# Electric potential again.

1. Mar 2, 2008

### wakko101

electric potential....again.

So, I've still got my two infinite lines of charge that run parallel to the x axis running along the lines x = a and x = -a and with charge density + and - lambda respectively.

I've figured out that using the origin as my reference point allows me to integrate the electric field of my lines from a to the point in question (r). However, because the field goes like 1/r, we end up with a ln of something in the potential. For the line that's positive a away from the x axis, there's no problem.

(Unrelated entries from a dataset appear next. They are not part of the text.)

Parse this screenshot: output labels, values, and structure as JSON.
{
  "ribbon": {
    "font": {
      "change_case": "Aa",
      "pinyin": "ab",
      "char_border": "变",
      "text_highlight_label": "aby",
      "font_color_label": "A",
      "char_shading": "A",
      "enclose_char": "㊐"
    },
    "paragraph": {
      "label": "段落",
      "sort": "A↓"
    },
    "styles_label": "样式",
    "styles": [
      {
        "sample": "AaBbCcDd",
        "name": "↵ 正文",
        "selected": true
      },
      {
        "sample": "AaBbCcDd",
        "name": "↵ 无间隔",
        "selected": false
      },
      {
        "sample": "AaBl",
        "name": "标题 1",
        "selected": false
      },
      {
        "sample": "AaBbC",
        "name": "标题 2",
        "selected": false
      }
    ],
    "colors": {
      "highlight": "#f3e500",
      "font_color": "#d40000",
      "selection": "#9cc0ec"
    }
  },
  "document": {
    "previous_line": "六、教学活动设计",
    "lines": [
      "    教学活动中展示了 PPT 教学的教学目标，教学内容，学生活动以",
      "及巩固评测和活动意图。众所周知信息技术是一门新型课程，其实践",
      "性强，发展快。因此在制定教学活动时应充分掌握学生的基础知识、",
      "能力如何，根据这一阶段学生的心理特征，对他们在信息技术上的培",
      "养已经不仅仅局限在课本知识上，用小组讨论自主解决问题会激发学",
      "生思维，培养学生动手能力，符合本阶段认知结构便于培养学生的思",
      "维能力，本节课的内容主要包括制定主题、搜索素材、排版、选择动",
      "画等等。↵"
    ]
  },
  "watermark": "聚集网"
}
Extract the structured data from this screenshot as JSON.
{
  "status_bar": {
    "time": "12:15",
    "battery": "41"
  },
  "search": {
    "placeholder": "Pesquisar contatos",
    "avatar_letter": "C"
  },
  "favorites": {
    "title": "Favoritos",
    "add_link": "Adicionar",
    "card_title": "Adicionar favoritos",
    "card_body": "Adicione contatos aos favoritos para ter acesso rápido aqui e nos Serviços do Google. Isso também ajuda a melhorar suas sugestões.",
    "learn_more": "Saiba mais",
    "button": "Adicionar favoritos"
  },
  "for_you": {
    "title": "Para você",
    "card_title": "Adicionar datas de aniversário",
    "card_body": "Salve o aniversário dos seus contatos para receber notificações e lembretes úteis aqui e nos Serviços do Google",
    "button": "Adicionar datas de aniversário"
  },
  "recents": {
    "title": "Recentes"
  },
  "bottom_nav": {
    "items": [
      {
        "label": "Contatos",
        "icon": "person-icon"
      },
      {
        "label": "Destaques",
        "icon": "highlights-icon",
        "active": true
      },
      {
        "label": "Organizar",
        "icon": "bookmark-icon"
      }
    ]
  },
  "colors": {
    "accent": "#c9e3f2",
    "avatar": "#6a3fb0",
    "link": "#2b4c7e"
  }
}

But, for the line that runs along x = -a, how can I integrate? should I be integrating from a to r again, or from -a to r. The problem with the latter is that you can't have the natural logarithm of a negative number.

I would REALLY appreciate any advice. I'm a little desperate....

Cheers,
W. =)

2. Mar 2, 2008

### eok20

Remember, the r in 1/r is the distance to the charge so it should always be positive. If your point is (x, y) then the distance to the line x = -a is |x + a| and the distance to the line x=a is |x-a|

3. Mar 2, 2008

### wakko101

that makes sense....I figured it was a that I needed to use, but I just wanted to be sure.

Thanks for the help. =)

Share this great discussion with others via Reddit, Google+, Twitter, or Facebook